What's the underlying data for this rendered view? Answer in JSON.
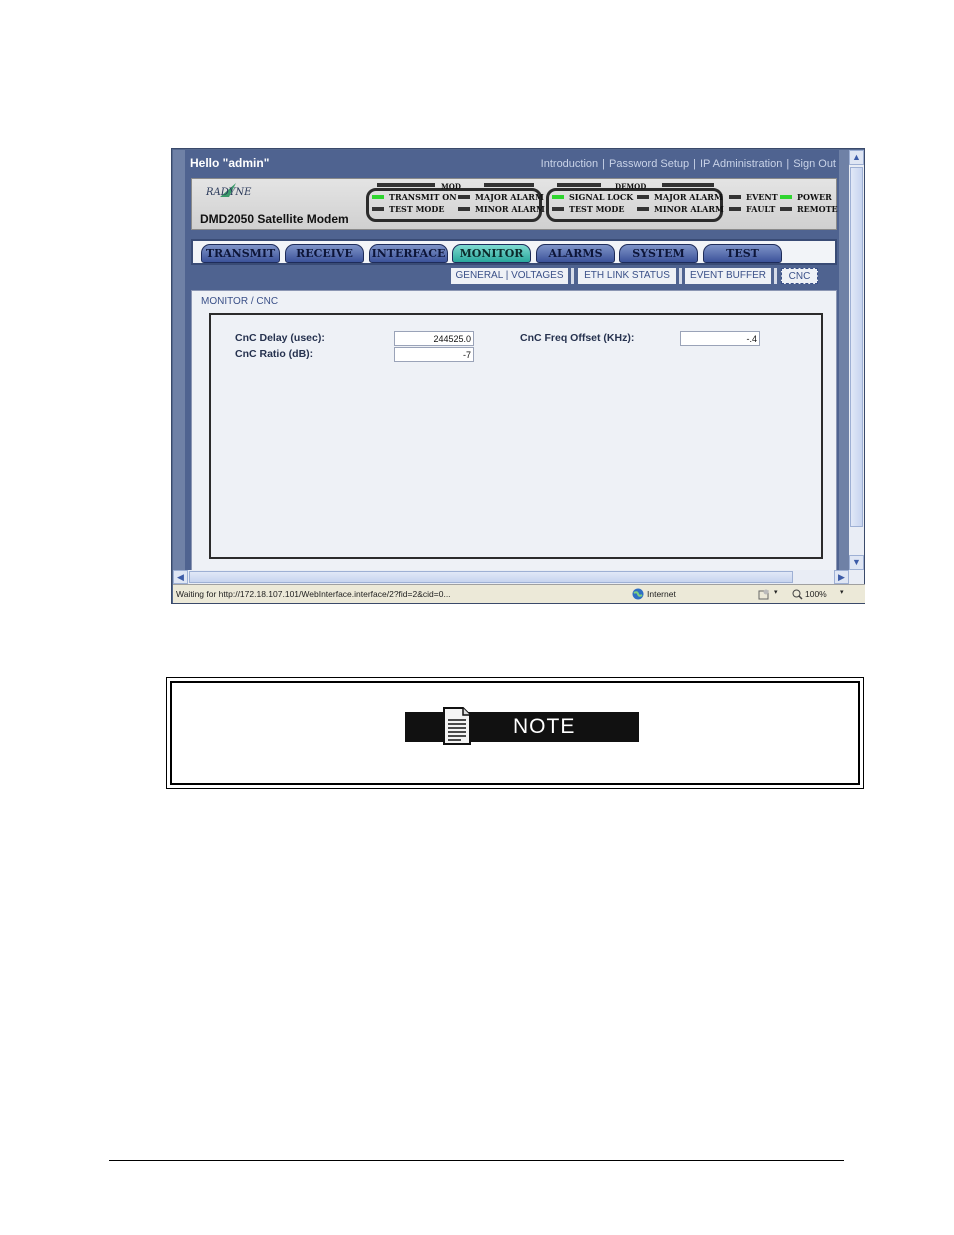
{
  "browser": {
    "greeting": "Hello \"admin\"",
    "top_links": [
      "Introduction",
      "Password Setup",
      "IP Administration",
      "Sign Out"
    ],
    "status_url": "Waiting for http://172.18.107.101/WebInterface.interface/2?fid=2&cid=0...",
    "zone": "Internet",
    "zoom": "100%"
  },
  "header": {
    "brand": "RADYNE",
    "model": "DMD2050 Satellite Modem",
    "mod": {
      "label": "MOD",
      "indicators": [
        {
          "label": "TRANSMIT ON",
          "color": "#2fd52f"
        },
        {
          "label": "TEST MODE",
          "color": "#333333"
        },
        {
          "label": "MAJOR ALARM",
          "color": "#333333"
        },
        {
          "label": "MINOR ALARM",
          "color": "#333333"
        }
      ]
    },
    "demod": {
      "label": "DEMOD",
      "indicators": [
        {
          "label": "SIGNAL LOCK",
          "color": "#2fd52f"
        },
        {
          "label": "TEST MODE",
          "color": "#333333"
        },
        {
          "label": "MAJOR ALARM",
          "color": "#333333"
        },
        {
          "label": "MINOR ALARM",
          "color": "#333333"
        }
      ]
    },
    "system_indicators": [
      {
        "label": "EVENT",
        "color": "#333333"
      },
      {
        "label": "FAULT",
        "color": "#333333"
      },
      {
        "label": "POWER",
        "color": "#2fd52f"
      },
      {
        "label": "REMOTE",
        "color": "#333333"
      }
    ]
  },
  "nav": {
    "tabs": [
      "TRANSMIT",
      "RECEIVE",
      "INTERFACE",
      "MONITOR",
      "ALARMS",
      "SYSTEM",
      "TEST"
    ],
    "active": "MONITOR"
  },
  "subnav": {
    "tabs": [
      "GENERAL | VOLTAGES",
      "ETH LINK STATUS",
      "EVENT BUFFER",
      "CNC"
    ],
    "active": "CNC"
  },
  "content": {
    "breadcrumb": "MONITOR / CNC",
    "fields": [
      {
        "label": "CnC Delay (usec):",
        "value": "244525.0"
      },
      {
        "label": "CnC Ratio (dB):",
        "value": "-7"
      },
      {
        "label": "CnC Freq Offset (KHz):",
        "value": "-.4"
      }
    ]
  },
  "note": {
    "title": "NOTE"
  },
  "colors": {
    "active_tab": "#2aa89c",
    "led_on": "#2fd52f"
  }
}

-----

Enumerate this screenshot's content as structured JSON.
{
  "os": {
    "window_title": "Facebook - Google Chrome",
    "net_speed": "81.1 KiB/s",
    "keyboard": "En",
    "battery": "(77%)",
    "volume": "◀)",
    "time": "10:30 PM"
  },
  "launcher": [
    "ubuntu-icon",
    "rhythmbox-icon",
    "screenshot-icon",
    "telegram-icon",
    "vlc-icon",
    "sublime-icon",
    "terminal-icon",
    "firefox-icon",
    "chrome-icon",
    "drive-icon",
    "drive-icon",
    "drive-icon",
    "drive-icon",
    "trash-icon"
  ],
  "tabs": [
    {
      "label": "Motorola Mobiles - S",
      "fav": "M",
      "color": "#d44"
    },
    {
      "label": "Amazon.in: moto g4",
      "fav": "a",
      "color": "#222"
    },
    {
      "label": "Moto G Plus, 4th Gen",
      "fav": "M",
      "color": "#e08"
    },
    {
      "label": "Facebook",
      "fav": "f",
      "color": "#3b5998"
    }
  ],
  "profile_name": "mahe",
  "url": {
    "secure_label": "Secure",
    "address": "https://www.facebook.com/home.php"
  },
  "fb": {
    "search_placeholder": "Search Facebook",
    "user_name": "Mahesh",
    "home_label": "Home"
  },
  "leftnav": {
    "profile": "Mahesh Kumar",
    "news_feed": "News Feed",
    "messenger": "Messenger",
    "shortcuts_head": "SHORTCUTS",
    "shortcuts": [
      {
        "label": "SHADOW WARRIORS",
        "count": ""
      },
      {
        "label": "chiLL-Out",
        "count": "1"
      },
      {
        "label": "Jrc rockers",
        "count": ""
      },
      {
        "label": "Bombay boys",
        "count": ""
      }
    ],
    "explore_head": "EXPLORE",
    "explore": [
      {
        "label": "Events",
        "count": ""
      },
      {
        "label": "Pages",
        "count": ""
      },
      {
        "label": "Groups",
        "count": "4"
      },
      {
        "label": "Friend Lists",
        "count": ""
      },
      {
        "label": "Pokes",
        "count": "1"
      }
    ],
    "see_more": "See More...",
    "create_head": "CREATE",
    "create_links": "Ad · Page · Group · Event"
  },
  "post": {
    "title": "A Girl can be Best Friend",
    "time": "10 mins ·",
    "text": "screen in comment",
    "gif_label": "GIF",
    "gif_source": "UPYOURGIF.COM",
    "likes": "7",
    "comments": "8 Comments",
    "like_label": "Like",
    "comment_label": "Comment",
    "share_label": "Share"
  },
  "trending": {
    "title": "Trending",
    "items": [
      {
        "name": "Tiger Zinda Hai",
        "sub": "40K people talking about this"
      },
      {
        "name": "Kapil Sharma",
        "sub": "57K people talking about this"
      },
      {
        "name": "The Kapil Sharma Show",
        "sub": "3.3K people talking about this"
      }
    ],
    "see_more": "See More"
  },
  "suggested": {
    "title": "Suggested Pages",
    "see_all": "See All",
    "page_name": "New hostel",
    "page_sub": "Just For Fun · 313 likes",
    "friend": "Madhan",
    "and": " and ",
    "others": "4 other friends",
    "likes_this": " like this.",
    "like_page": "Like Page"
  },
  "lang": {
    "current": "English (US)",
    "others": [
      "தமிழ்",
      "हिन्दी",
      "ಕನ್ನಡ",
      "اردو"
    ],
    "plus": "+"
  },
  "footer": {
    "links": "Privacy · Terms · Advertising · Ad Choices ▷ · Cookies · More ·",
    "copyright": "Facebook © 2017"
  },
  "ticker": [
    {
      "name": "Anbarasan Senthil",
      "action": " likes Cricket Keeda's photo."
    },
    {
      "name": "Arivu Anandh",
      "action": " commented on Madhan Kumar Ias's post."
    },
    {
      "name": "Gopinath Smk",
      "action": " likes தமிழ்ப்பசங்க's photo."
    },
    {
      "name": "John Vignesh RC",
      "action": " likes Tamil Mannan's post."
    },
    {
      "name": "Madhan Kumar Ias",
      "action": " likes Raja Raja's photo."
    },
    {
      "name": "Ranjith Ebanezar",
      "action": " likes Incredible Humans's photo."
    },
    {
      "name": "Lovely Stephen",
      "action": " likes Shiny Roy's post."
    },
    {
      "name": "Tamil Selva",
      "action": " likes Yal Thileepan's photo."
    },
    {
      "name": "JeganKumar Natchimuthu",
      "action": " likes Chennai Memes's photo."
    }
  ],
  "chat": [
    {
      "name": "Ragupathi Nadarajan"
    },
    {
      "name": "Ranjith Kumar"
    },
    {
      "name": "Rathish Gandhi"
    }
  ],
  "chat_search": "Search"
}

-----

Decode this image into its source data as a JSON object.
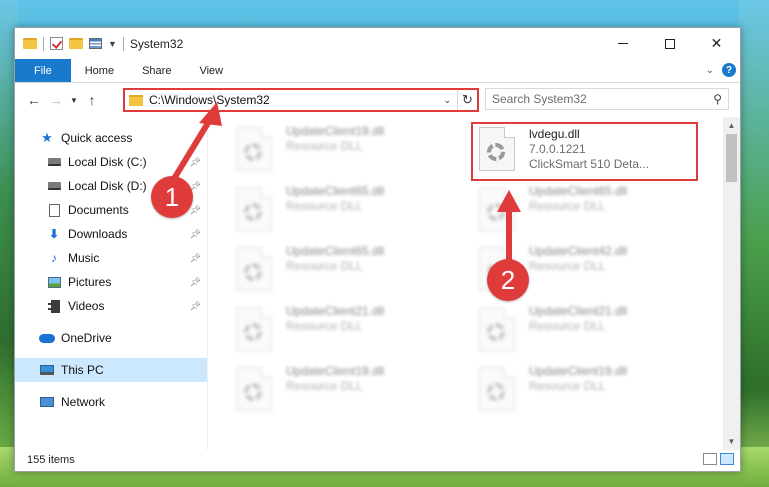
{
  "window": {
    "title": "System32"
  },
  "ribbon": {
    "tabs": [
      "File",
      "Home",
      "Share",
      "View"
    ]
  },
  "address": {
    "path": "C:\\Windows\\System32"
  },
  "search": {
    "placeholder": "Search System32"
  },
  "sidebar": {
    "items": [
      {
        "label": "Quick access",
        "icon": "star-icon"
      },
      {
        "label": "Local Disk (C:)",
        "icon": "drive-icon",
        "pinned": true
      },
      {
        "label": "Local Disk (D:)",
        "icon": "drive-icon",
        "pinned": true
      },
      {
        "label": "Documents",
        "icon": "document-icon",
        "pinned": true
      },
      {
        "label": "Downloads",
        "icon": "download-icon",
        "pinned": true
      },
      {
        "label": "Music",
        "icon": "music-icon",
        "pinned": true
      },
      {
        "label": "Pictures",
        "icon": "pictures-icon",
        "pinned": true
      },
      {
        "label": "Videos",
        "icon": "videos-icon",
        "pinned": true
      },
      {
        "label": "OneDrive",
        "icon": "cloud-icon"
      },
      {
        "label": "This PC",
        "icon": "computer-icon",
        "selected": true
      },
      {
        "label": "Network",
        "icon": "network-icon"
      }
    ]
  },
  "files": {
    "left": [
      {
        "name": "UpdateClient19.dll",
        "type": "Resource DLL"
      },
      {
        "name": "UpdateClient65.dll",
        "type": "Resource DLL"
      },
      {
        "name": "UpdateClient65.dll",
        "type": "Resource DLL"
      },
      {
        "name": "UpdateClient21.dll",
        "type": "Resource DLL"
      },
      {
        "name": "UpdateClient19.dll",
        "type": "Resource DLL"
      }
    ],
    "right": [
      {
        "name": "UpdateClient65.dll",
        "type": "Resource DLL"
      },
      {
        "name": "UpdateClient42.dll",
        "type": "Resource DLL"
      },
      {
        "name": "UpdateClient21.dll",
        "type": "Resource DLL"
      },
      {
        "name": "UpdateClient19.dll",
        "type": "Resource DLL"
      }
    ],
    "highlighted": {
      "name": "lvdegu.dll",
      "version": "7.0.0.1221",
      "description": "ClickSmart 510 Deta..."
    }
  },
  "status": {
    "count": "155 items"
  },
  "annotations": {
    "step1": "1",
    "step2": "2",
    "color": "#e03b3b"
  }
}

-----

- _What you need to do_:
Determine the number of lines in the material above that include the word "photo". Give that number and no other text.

- _Written solution_:
6